In a related argument, appellant asserts that the charge of solicitation by runners cannot be sustained where there is no direct evidence of his payment of compensation to such runners. Again, we disagree. While the court below inferred "that the solicitors did receive something of value for their time, efforts and expense on [appellant's] behalf," this inference was unnecessary to sustain a finding of guilt. The Code of Professional Responsibility condemns such conduct
without any requirement of compensation. DR 1-102 provides: "(A) A lawyer shall not: . . . (2) Circumvent a Disciplinary Rule through actions of another." This section, read in light of the proscription against self-recommendation in DR 2-103, not only condemns the hiring of solicitors by attorneys but also forbids any arrangement between an attorney and solicitor for solicitation purposes or even the acquiescence of the attorney who has knowledge of a solicitor's activities in his behalf. We do not mean to suggest that the casual recommendation of an attorney by a friend or acquaintance is improper. Rather we seek to eliminate the active recruitment of clients and stirring up of litigation by or on behalf of attorneys.
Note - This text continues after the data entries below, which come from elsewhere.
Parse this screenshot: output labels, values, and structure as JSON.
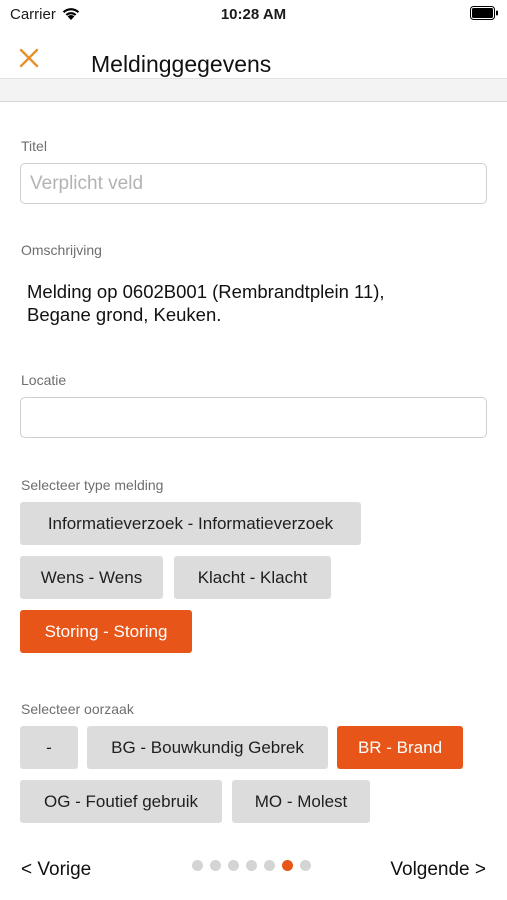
{
  "status_bar": {
    "carrier": "Carrier",
    "time": "10:28 AM"
  },
  "nav": {
    "title": "Meldinggegevens",
    "close_icon": "close-icon"
  },
  "form": {
    "title_label": "Titel",
    "title_placeholder": "Verplicht veld",
    "title_value": "",
    "description_label": "Omschrijving",
    "description_text": "Melding op 0602B001 (Rembrandtplein 11),\nBegane grond, Keuken.",
    "location_label": "Locatie",
    "location_value": "",
    "type_label": "Selecteer type melding",
    "types": [
      {
        "label": "Informatieverzoek - Informatieverzoek",
        "selected": false
      },
      {
        "label": "Wens - Wens",
        "selected": false
      },
      {
        "label": "Klacht - Klacht",
        "selected": false
      },
      {
        "label": "Storing - Storing",
        "selected": true
      }
    ],
    "cause_label": "Selecteer oorzaak",
    "causes": [
      {
        "label": "-",
        "selected": false
      },
      {
        "label": "BG - Bouwkundig Gebrek",
        "selected": false
      },
      {
        "label": "BR - Brand",
        "selected": true
      },
      {
        "label": "OG - Foutief gebruik",
        "selected": false
      },
      {
        "label": "MO - Molest",
        "selected": false
      }
    ]
  },
  "footer": {
    "prev_label": "< Vorige",
    "next_label": "Volgende >",
    "page_count": 7,
    "current_page": 6
  },
  "colors": {
    "accent": "#e75519",
    "chip_background": "#dcdcdc",
    "label_text": "#6e6e6e"
  }
}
Moreover, the fact that some of the solicitation for which appellant was adjudged guilty occurred prior to the effective date of the present Code of Professional Responsibility is of no consequence. This Court has never required proof of compensation in these circumstances. Klensin v. Board of Governance, 312 Pa. 564, 168 A. 474 (1933), clearly indicates that proof that the accused paid "runners" is not essential to a finding of guilty of solicitation through runners. The Court there quoted with approval from the report of the hearing masters: "'The first charge of unethical solicitation [sic] of business is amply sustained by the evidence. It is true that respondent did not employ 'runners' at a compensation. The work of solicitation was confined to his father, who may not have received any cash consideration for the work. . . .'" 312 Pa. at 571, 168 A. at 476-77. Thus, proof of compensation is not required for a finding of guilt with regard to any of the charges of indirect solicitation.
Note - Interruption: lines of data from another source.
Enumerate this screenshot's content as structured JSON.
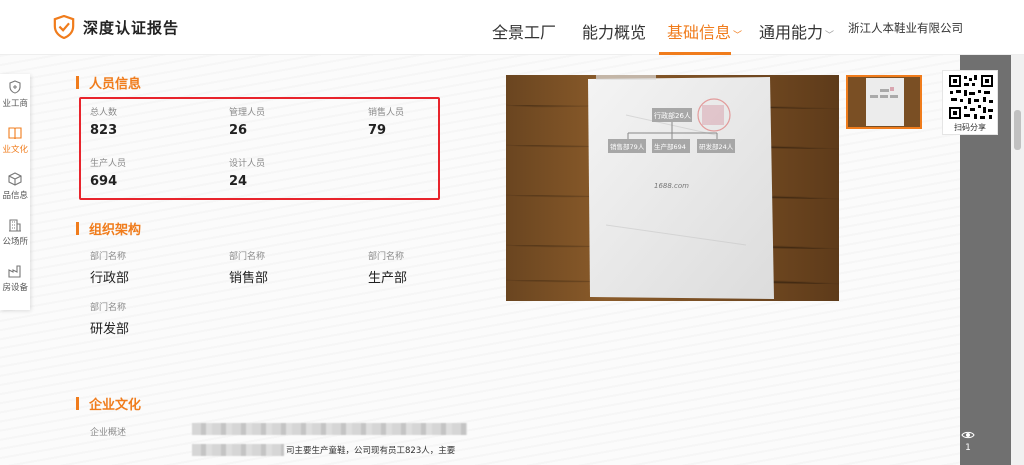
{
  "header": {
    "logo_text": "深度认证报告",
    "nav": [
      {
        "label": "全景工厂",
        "active": false,
        "has_caret": false
      },
      {
        "label": "能力概览",
        "active": false,
        "has_caret": false
      },
      {
        "label": "基础信息",
        "active": true,
        "has_caret": true
      },
      {
        "label": "通用能力",
        "active": false,
        "has_caret": true
      }
    ],
    "company_name": "浙江人本鞋业有限公司",
    "accent_color": "#f07c1c"
  },
  "sidenav": {
    "items": [
      {
        "label": "业工商",
        "icon": "shield-icon",
        "active": false
      },
      {
        "label": "业文化",
        "icon": "book-icon",
        "active": true
      },
      {
        "label": "品信息",
        "icon": "box-icon",
        "active": false
      },
      {
        "label": "公场所",
        "icon": "building-icon",
        "active": false
      },
      {
        "label": "房设备",
        "icon": "factory-icon",
        "active": false
      }
    ]
  },
  "personnel": {
    "title": "人员信息",
    "fields": [
      {
        "label": "总人数",
        "value": "823"
      },
      {
        "label": "管理人员",
        "value": "26"
      },
      {
        "label": "销售人员",
        "value": "79"
      },
      {
        "label": "生产人员",
        "value": "694"
      },
      {
        "label": "设计人员",
        "value": "24"
      }
    ]
  },
  "org": {
    "title": "组织架构",
    "departments": [
      {
        "label": "部门名称",
        "value": "行政部"
      },
      {
        "label": "部门名称",
        "value": "销售部"
      },
      {
        "label": "部门名称",
        "value": "生产部"
      },
      {
        "label": "部门名称",
        "value": "研发部"
      }
    ]
  },
  "culture": {
    "title": "企业文化",
    "overview_label": "企业概述",
    "overview_text": "司主要生产童鞋，公司现有员工823人，主要"
  },
  "preview": {
    "photo_chart_nodes": [
      "行政部26人",
      "销售部79人",
      "生产部694",
      "研发部24人"
    ],
    "photo_watermark": "1688.com",
    "share_label": "扫码分享"
  },
  "views": {
    "count": "1"
  }
}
Appellant also contends that he is entitled to a new trial because counsel for the Special Judicial Investigation started to inquire about appellant's Fifth Amendment ...